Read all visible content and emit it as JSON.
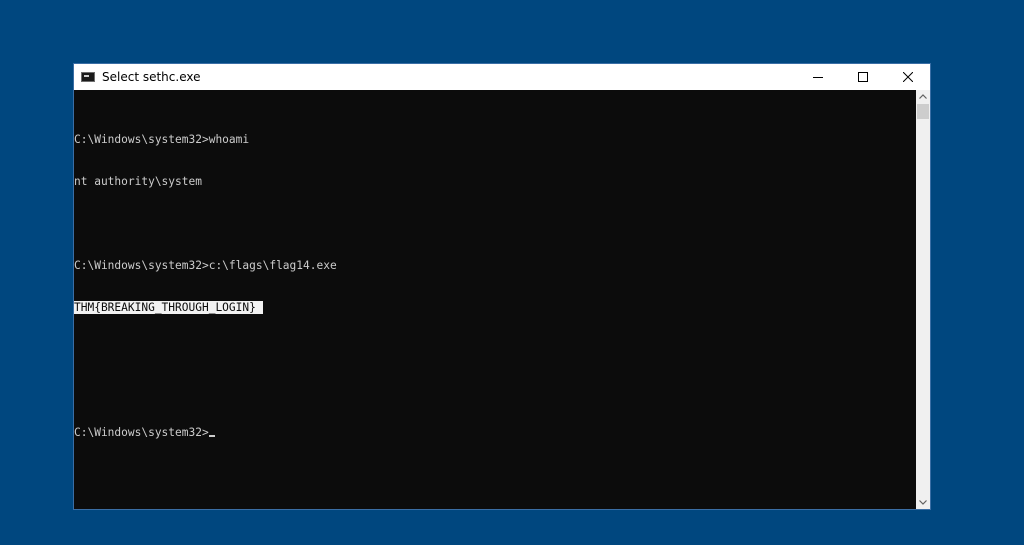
{
  "window": {
    "title": "Select sethc.exe",
    "icon": "console-icon",
    "controls": [
      "minimize-icon",
      "maximize-icon",
      "close-icon"
    ]
  },
  "console": {
    "lines": [
      "C:\\Windows\\system32>whoami",
      "nt authority\\system",
      "",
      "C:\\Windows\\system32>c:\\flags\\flag14.exe",
      "THM{BREAKING_THROUGH_LOGIN}",
      "",
      "",
      "C:\\Windows\\system32>"
    ],
    "selected_text": "THM{BREAKING_THROUGH_LOGIN}"
  },
  "colors": {
    "desktop_background": "#00477f",
    "console_background": "#0c0c0c",
    "console_text": "#cccccc",
    "selection_background": "#f2f2f2"
  }
}
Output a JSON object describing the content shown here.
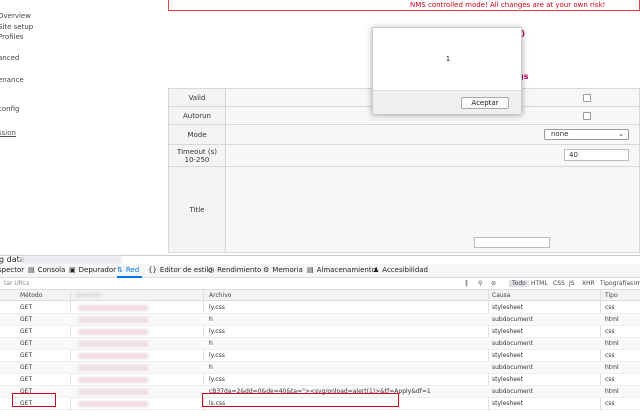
{
  "sidebar": {
    "items": [
      {
        "label": "Overview"
      },
      {
        "label": "Site setup"
      },
      {
        "label": "Profiles"
      },
      {
        "label": "anced"
      },
      {
        "label": "enance"
      },
      {
        "label": "config"
      },
      {
        "label": "ssion"
      }
    ]
  },
  "banner": {
    "text": "NMS controlled mode!   All changes are at your own risk!"
  },
  "headings": {
    "h1": "e)",
    "h2": "gs"
  },
  "form": {
    "rows": [
      {
        "label": "Valid"
      },
      {
        "label": "Autorun"
      },
      {
        "label": "Mode",
        "value": "none"
      },
      {
        "label": "Timeout (s)",
        "sublabel": "10-250",
        "value": "40"
      },
      {
        "label": "Title"
      }
    ]
  },
  "dialog": {
    "message": "1",
    "button": "Aceptar"
  },
  "devtools": {
    "title": "g data",
    "tabs": [
      {
        "label": "spector",
        "icon": "inspector-icon"
      },
      {
        "label": "Consola",
        "icon": "console-icon"
      },
      {
        "label": "Depurador",
        "icon": "debugger-icon"
      },
      {
        "label": "Red",
        "icon": "network-icon",
        "active": true
      },
      {
        "label": "Editor de estilo",
        "icon": "style-editor-icon"
      },
      {
        "label": "Rendimiento",
        "icon": "performance-icon"
      },
      {
        "label": "Memoria",
        "icon": "memory-icon"
      },
      {
        "label": "Almacenamiento",
        "icon": "storage-icon"
      },
      {
        "label": "Accesibilidad",
        "icon": "accessibility-icon"
      }
    ],
    "filter": {
      "placeholder": "tar URLs",
      "tools": [
        "Todo",
        "HTML",
        "CSS",
        "JS",
        "XHR",
        "Tipografías",
        "Im"
      ]
    },
    "columns": [
      "Método",
      "Dominio",
      "Archivo",
      "Causa",
      "Tipo"
    ],
    "rows": [
      {
        "method": "GET",
        "file": "ly.css",
        "cause": "stylesheet",
        "type": "css"
      },
      {
        "method": "GET",
        "file": "h",
        "cause": "subdocument",
        "type": "html"
      },
      {
        "method": "GET",
        "file": "ly.css",
        "cause": "stylesheet",
        "type": "css"
      },
      {
        "method": "GET",
        "file": "h",
        "cause": "subdocument",
        "type": "html"
      },
      {
        "method": "GET",
        "file": "ly.css",
        "cause": "stylesheet",
        "type": "css"
      },
      {
        "method": "GET",
        "file": "h",
        "cause": "subdocument",
        "type": "html"
      },
      {
        "method": "GET",
        "file": "ly.css",
        "cause": "stylesheet",
        "type": "css"
      },
      {
        "method": "GET",
        "file": "cB37da=2&dd=0&de=40&ta=\"><svg/onload=alert(1)>&tf=Apply&df=1",
        "cause": "subdocument",
        "type": "html",
        "highlighted": true
      },
      {
        "method": "GET",
        "file": "ls.css",
        "cause": "stylesheet",
        "type": "css"
      }
    ]
  },
  "colors": {
    "warning": "#d0021b",
    "heading": "#b0005a",
    "active_tab": "#0074e8",
    "highlight_box": "#d0021b"
  }
}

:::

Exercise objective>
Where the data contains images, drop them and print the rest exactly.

Final answer>
Read all visible content and emit it as JSON.
{
  "window": {
    "title": "Select sethc.exe",
    "icon": "console-icon",
    "controls": [
      "minimize-icon",
      "maximize-icon",
      "close-icon"
    ]
  },
  "console": {
    "lines": [
      "C:\\Windows\\system32>whoami",
      "nt authority\\system",
      "",
      "C:\\Windows\\system32>c:\\flags\\flag14.exe",
      "THM{BREAKING_THROUGH_LOGIN}",
      "",
      "",
      "C:\\Windows\\system32>"
    ],
    "selected_text": "THM{BREAKING_THROUGH_LOGIN}"
  },
  "colors": {
    "desktop_background": "#00477f",
    "console_background": "#0c0c0c",
    "console_text": "#cccccc",
    "selection_background": "#f2f2f2"
  }
}
Output a JSON object describing the content shown here.
{
  "sidebar": {
    "items": [
      {
        "label": "Overview"
      },
      {
        "label": "Site setup"
      },
      {
        "label": "Profiles"
      },
      {
        "label": "anced"
      },
      {
        "label": "enance"
      },
      {
        "label": "config"
      },
      {
        "label": "ssion"
      }
    ]
  },
  "banner": {
    "text": "NMS controlled mode!   All changes are at your own risk!"
  },
  "headings": {
    "h1": "e)",
    "h2": "gs"
  },
  "form": {
    "rows": [
      {
        "label": "Valid"
      },
      {
        "label": "Autorun"
      },
      {
        "label": "Mode",
        "value": "none"
      },
      {
        "label": "Timeout (s)",
        "sublabel": "10-250",
        "value": "40"
      },
      {
        "label": "Title"
      }
    ]
  },
  "dialog": {
    "message": "1",
    "button": "Aceptar"
  },
  "devtools": {
    "title": "g data",
    "tabs": [
      {
        "label": "spector",
        "icon": "inspector-icon"
      },
      {
        "label": "Consola",
        "icon": "console-icon"
      },
      {
        "label": "Depurador",
        "icon": "debugger-icon"
      },
      {
        "label": "Red",
        "icon": "network-icon",
        "active": true
      },
      {
        "label": "Editor de estilo",
        "icon": "style-editor-icon"
      },
      {
        "label": "Rendimiento",
        "icon": "performance-icon"
      },
      {
        "label": "Memoria",
        "icon": "memory-icon"
      },
      {
        "label": "Almacenamiento",
        "icon": "storage-icon"
      },
      {
        "label": "Accesibilidad",
        "icon": "accessibility-icon"
      }
    ],
    "filter": {
      "placeholder": "tar URLs",
      "tools": [
        "Todo",
        "HTML",
        "CSS",
        "JS",
        "XHR",
        "Tipografías",
        "Im"
      ]
    },
    "columns": [
      "Método",
      "Dominio",
      "Archivo",
      "Causa",
      "Tipo"
    ],
    "rows": [
      {
        "method": "GET",
        "file": "ly.css",
        "cause": "stylesheet",
        "type": "css"
      },
      {
        "method": "GET",
        "file": "h",
        "cause": "subdocument",
        "type": "html"
      },
      {
        "method": "GET",
        "file": "ly.css",
        "cause": "stylesheet",
        "type": "css"
      },
      {
        "method": "GET",
        "file": "h",
        "cause": "subdocument",
        "type": "html"
      },
      {
        "method": "GET",
        "file": "ly.css",
        "cause": "stylesheet",
        "type": "css"
      },
      {
        "method": "GET",
        "file": "h",
        "cause": "subdocument",
        "type": "html"
      },
      {
        "method": "GET",
        "file": "ly.css",
        "cause": "stylesheet",
        "type": "css"
      },
      {
        "method": "GET",
        "file": "cB37da=2&dd=0&de=40&ta=\"><svg/onload=alert(1)>&tf=Apply&df=1",
        "cause": "subdocument",
        "type": "html",
        "highlighted": true
      },
      {
        "method": "GET",
        "file": "ls.css",
        "cause": "stylesheet",
        "type": "css"
      }
    ]
  },
  "colors": {
    "warning": "#d0021b",
    "heading": "#b0005a",
    "active_tab": "#0074e8",
    "highlight_box": "#d0021b"
  }
}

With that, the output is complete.